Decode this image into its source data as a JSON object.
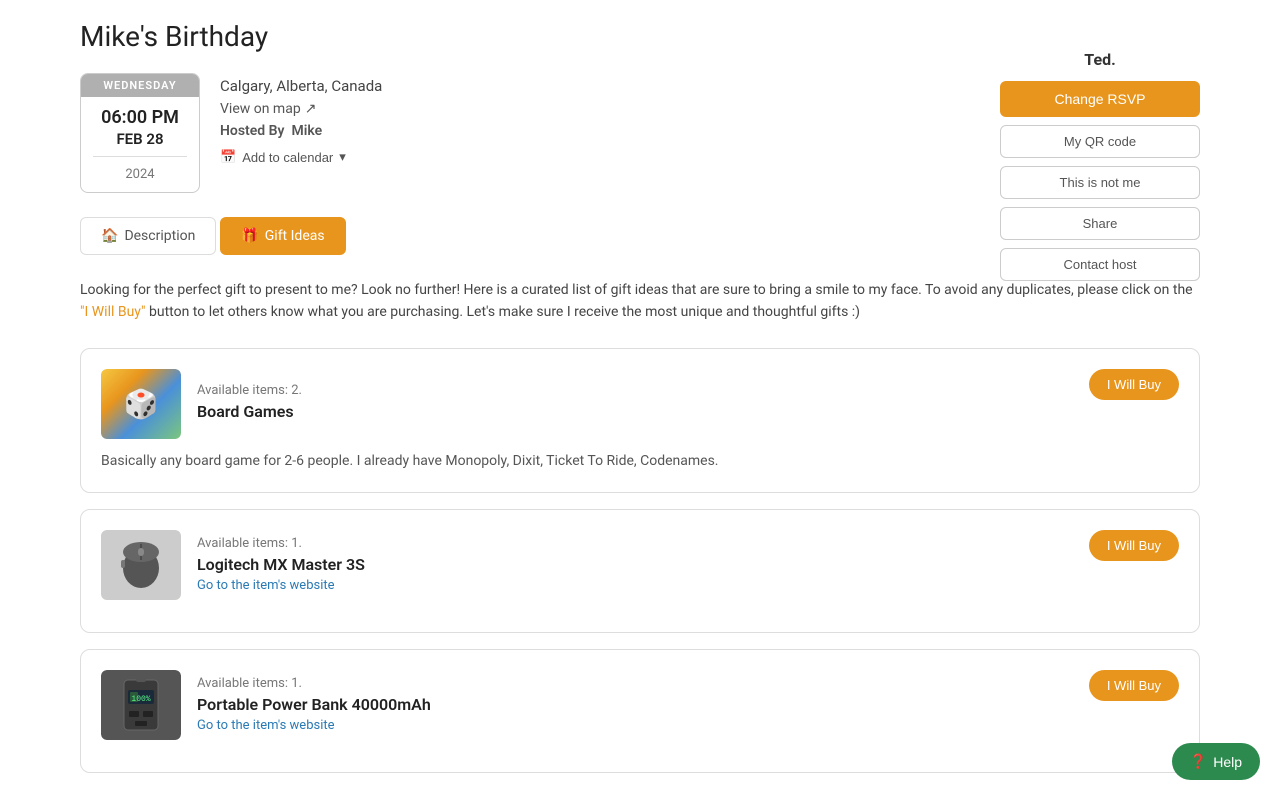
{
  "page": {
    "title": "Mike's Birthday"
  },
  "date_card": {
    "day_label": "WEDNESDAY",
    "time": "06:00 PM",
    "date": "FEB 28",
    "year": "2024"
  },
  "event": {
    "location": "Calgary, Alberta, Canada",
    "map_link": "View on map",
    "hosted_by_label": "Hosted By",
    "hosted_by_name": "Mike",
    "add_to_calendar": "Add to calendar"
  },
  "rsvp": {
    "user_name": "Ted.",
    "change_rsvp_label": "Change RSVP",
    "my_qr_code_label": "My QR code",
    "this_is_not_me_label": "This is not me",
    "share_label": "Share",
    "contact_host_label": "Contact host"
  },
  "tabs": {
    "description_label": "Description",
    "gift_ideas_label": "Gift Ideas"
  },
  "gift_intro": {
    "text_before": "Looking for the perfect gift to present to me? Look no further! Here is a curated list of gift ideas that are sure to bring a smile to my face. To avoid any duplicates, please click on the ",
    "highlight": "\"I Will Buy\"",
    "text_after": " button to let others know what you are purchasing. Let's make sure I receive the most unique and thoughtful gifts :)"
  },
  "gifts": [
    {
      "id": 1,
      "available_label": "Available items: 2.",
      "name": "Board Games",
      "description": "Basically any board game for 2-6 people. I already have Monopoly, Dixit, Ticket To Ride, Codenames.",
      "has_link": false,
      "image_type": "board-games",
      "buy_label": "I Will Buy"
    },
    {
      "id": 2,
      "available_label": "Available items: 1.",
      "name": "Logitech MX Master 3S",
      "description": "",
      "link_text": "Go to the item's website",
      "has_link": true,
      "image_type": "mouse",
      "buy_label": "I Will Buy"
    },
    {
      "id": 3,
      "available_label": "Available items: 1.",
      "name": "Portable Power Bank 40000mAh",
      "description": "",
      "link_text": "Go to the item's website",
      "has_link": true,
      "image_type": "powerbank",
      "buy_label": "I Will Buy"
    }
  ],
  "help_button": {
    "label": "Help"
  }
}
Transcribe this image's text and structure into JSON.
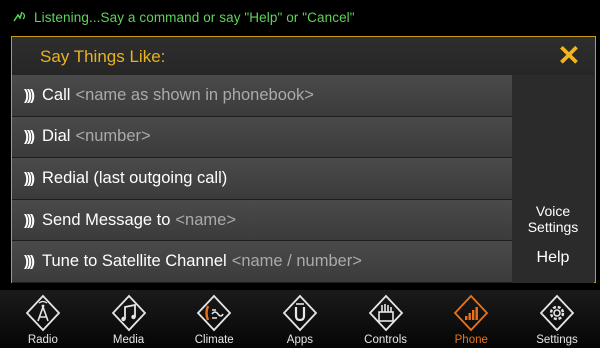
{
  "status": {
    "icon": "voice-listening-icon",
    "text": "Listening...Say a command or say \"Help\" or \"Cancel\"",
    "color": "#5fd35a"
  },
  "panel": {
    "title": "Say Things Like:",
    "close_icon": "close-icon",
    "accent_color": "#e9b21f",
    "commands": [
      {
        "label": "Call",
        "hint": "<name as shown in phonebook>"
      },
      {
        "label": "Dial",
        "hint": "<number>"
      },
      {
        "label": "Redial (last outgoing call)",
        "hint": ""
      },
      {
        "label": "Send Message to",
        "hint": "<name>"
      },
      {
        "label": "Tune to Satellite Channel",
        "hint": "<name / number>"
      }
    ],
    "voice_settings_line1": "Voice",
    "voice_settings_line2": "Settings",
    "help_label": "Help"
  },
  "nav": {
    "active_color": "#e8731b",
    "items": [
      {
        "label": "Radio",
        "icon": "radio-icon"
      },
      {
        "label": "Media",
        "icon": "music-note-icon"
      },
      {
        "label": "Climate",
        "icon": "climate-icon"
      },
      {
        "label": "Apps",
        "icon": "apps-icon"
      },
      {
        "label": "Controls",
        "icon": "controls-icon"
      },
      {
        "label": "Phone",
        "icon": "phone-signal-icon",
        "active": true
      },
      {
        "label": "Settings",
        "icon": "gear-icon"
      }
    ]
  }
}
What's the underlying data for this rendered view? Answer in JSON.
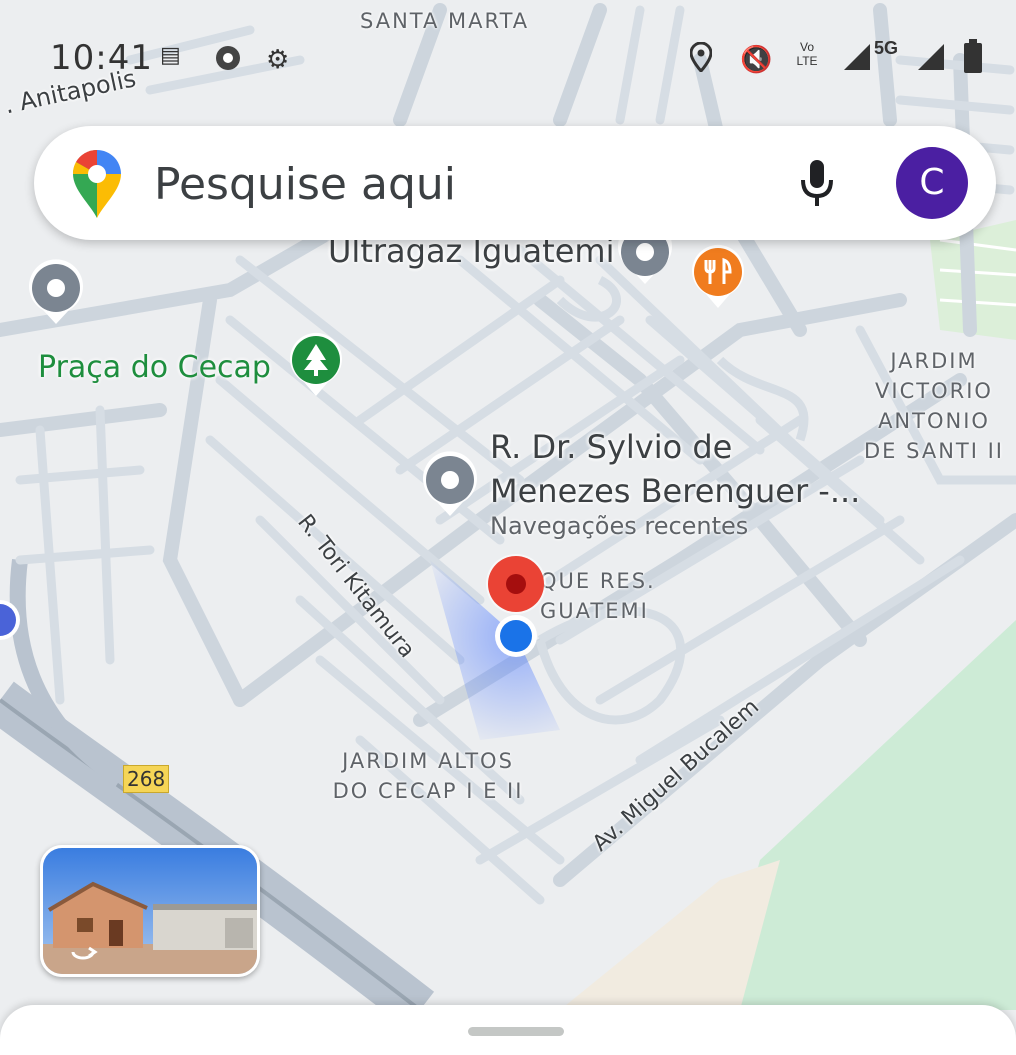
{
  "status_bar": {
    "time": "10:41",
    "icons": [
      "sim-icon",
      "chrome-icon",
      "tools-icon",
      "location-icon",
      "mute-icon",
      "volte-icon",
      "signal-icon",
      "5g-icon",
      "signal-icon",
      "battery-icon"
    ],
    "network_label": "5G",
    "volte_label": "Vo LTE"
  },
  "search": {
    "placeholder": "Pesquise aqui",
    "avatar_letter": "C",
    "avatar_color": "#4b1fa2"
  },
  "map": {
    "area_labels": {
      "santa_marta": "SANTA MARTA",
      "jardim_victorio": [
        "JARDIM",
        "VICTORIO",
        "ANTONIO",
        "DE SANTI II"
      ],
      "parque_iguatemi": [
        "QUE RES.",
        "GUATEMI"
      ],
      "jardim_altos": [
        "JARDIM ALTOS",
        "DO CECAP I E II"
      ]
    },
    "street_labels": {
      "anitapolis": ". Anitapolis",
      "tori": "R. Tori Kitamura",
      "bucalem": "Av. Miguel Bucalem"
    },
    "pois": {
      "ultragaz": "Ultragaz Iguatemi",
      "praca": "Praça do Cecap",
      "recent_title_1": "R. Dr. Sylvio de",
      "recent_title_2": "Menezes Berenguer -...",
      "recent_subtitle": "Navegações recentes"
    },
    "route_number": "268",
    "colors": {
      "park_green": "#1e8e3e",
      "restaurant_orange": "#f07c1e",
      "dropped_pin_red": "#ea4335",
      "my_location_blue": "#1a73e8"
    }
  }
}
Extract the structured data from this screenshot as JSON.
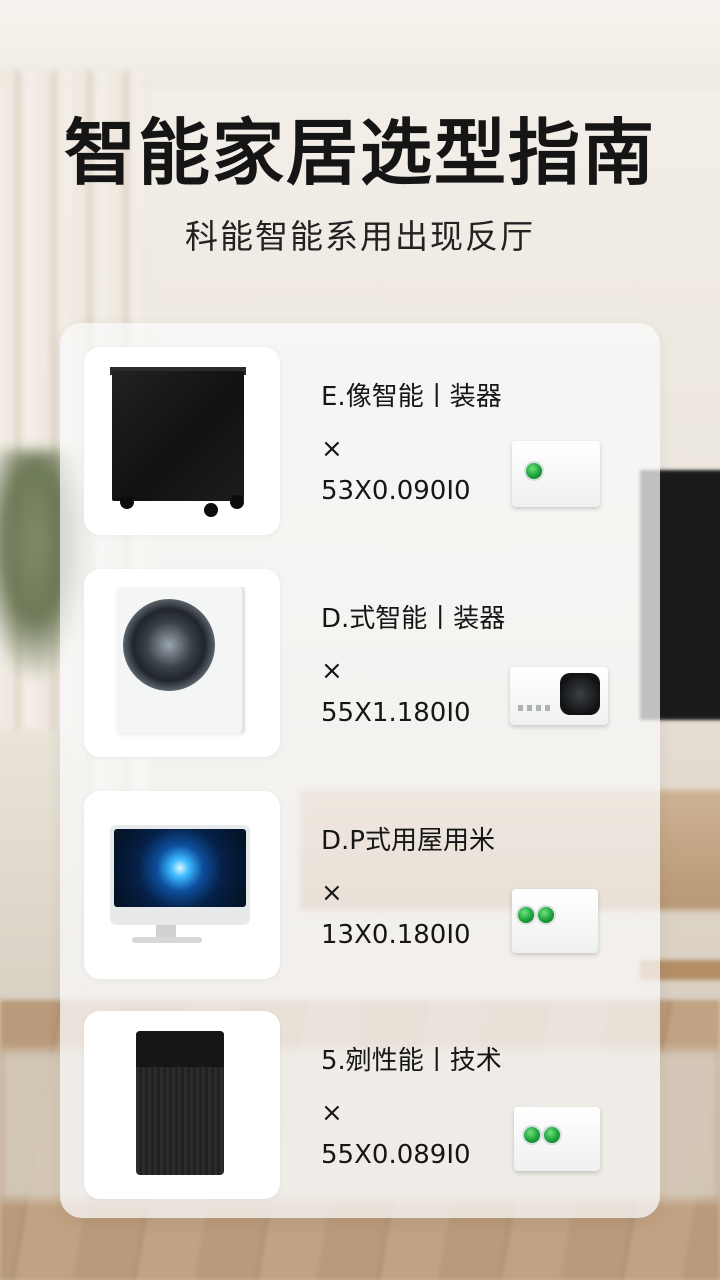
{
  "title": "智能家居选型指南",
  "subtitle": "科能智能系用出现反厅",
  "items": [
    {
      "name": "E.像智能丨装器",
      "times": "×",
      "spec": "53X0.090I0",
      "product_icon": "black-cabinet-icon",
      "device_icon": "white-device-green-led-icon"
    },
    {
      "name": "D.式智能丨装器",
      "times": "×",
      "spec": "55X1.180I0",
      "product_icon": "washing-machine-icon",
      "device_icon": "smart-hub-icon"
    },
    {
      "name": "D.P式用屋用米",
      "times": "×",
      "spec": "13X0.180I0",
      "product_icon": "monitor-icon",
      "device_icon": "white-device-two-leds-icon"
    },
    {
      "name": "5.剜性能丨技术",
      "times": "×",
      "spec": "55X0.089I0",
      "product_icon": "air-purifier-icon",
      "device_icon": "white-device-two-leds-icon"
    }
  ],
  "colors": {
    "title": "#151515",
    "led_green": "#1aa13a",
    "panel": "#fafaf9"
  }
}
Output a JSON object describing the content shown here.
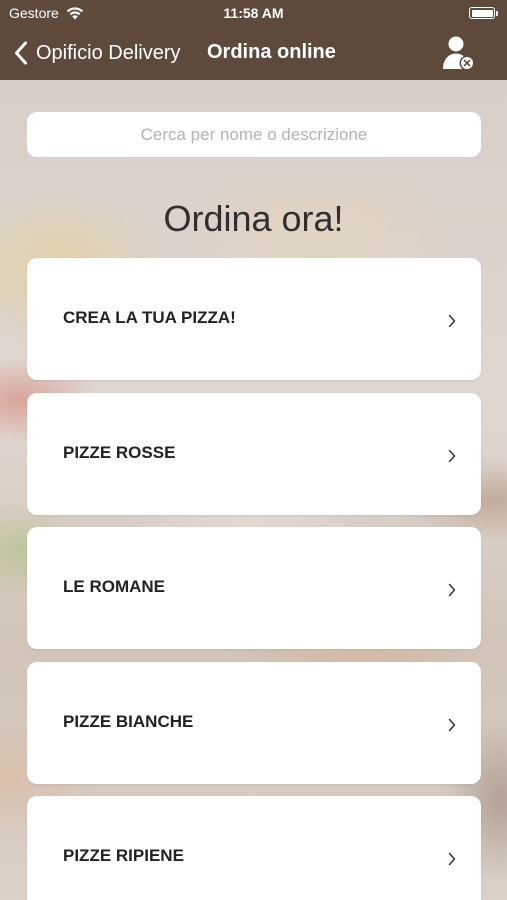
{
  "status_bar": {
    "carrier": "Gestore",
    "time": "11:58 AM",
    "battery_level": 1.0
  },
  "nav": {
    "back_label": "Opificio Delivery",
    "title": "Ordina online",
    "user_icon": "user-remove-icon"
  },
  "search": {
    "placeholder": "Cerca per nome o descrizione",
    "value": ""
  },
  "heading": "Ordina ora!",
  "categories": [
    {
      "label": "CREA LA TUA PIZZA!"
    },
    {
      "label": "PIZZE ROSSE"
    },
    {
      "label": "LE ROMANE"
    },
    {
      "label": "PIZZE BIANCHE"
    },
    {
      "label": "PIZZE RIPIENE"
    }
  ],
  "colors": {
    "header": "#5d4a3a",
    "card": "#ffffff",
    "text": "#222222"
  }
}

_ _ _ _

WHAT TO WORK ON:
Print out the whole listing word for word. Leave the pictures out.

RESULT:
Decode this image into its source data as a JSON object.
{
  "page": {
    "title": "Mike's Birthday"
  },
  "date_card": {
    "day_label": "WEDNESDAY",
    "time": "06:00 PM",
    "date": "FEB 28",
    "year": "2024"
  },
  "event": {
    "location": "Calgary, Alberta, Canada",
    "map_link": "View on map",
    "hosted_by_label": "Hosted By",
    "hosted_by_name": "Mike",
    "add_to_calendar": "Add to calendar"
  },
  "rsvp": {
    "user_name": "Ted.",
    "change_rsvp_label": "Change RSVP",
    "my_qr_code_label": "My QR code",
    "this_is_not_me_label": "This is not me",
    "share_label": "Share",
    "contact_host_label": "Contact host"
  },
  "tabs": {
    "description_label": "Description",
    "gift_ideas_label": "Gift Ideas"
  },
  "gift_intro": {
    "text_before": "Looking for the perfect gift to present to me? Look no further! Here is a curated list of gift ideas that are sure to bring a smile to my face. To avoid any duplicates, please click on the ",
    "highlight": "\"I Will Buy\"",
    "text_after": " button to let others know what you are purchasing. Let's make sure I receive the most unique and thoughtful gifts :)"
  },
  "gifts": [
    {
      "id": 1,
      "available_label": "Available items: 2.",
      "name": "Board Games",
      "description": "Basically any board game for 2-6 people. I already have Monopoly, Dixit, Ticket To Ride, Codenames.",
      "has_link": false,
      "image_type": "board-games",
      "buy_label": "I Will Buy"
    },
    {
      "id": 2,
      "available_label": "Available items: 1.",
      "name": "Logitech MX Master 3S",
      "description": "",
      "link_text": "Go to the item's website",
      "has_link": true,
      "image_type": "mouse",
      "buy_label": "I Will Buy"
    },
    {
      "id": 3,
      "available_label": "Available items: 1.",
      "name": "Portable Power Bank 40000mAh",
      "description": "",
      "link_text": "Go to the item's website",
      "has_link": true,
      "image_type": "powerbank",
      "buy_label": "I Will Buy"
    }
  ],
  "help_button": {
    "label": "Help"
  }
}
Transcribe this image's text and structure into JSON.
{
  "status": {
    "icon": "voice-listening-icon",
    "text": "Listening...Say a command or say \"Help\" or \"Cancel\"",
    "color": "#5fd35a"
  },
  "panel": {
    "title": "Say Things Like:",
    "close_icon": "close-icon",
    "accent_color": "#e9b21f",
    "commands": [
      {
        "label": "Call",
        "hint": "<name as shown in phonebook>"
      },
      {
        "label": "Dial",
        "hint": "<number>"
      },
      {
        "label": "Redial (last outgoing call)",
        "hint": ""
      },
      {
        "label": "Send Message to",
        "hint": "<name>"
      },
      {
        "label": "Tune to Satellite Channel",
        "hint": "<name / number>"
      }
    ],
    "voice_settings_line1": "Voice",
    "voice_settings_line2": "Settings",
    "help_label": "Help"
  },
  "nav": {
    "active_color": "#e8731b",
    "items": [
      {
        "label": "Radio",
        "icon": "radio-icon"
      },
      {
        "label": "Media",
        "icon": "music-note-icon"
      },
      {
        "label": "Climate",
        "icon": "climate-icon"
      },
      {
        "label": "Apps",
        "icon": "apps-icon"
      },
      {
        "label": "Controls",
        "icon": "controls-icon"
      },
      {
        "label": "Phone",
        "icon": "phone-signal-icon",
        "active": true
      },
      {
        "label": "Settings",
        "icon": "gear-icon"
      }
    ]
  }
}
What's the underlying data for this rendered view? Answer in JSON.
{
  "status_bar": {
    "time": "10:41",
    "icons": [
      "sim-icon",
      "chrome-icon",
      "tools-icon",
      "location-icon",
      "mute-icon",
      "volte-icon",
      "signal-icon",
      "5g-icon",
      "signal-icon",
      "battery-icon"
    ],
    "network_label": "5G",
    "volte_label": "Vo LTE"
  },
  "search": {
    "placeholder": "Pesquise aqui",
    "avatar_letter": "C",
    "avatar_color": "#4b1fa2"
  },
  "map": {
    "area_labels": {
      "santa_marta": "SANTA MARTA",
      "jardim_victorio": [
        "JARDIM",
        "VICTORIO",
        "ANTONIO",
        "DE SANTI II"
      ],
      "parque_iguatemi": [
        "QUE RES.",
        "GUATEMI"
      ],
      "jardim_altos": [
        "JARDIM ALTOS",
        "DO CECAP I E II"
      ]
    },
    "street_labels": {
      "anitapolis": ". Anitapolis",
      "tori": "R. Tori Kitamura",
      "bucalem": "Av. Miguel Bucalem"
    },
    "pois": {
      "ultragaz": "Ultragaz Iguatemi",
      "praca": "Praça do Cecap",
      "recent_title_1": "R. Dr. Sylvio de",
      "recent_title_2": "Menezes Berenguer -...",
      "recent_subtitle": "Navegações recentes"
    },
    "route_number": "268",
    "colors": {
      "park_green": "#1e8e3e",
      "restaurant_orange": "#f07c1e",
      "dropped_pin_red": "#ea4335",
      "my_location_blue": "#1a73e8"
    }
  }
}
Extract the structured data from this screenshot as JSON.
{
  "title": "智能家居选型指南",
  "subtitle": "科能智能系用出现反厅",
  "items": [
    {
      "name": "E.像智能丨装器",
      "times": "×",
      "spec": "53X0.090I0",
      "product_icon": "black-cabinet-icon",
      "device_icon": "white-device-green-led-icon"
    },
    {
      "name": "D.式智能丨装器",
      "times": "×",
      "spec": "55X1.180I0",
      "product_icon": "washing-machine-icon",
      "device_icon": "smart-hub-icon"
    },
    {
      "name": "D.P式用屋用米",
      "times": "×",
      "spec": "13X0.180I0",
      "product_icon": "monitor-icon",
      "device_icon": "white-device-two-leds-icon"
    },
    {
      "name": "5.剜性能丨技术",
      "times": "×",
      "spec": "55X0.089I0",
      "product_icon": "air-purifier-icon",
      "device_icon": "white-device-two-leds-icon"
    }
  ],
  "colors": {
    "title": "#151515",
    "led_green": "#1aa13a",
    "panel": "#fafaf9"
  }
}
Output a JSON object describing the content shown here.
{
  "status_bar": {
    "carrier": "Gestore",
    "time": "11:58 AM",
    "battery_level": 1.0
  },
  "nav": {
    "back_label": "Opificio Delivery",
    "title": "Ordina online",
    "user_icon": "user-remove-icon"
  },
  "search": {
    "placeholder": "Cerca per nome o descrizione",
    "value": ""
  },
  "heading": "Ordina ora!",
  "categories": [
    {
      "label": "CREA LA TUA PIZZA!"
    },
    {
      "label": "PIZZE ROSSE"
    },
    {
      "label": "LE ROMANE"
    },
    {
      "label": "PIZZE BIANCHE"
    },
    {
      "label": "PIZZE RIPIENE"
    }
  ],
  "colors": {
    "header": "#5d4a3a",
    "card": "#ffffff",
    "text": "#222222"
  }
}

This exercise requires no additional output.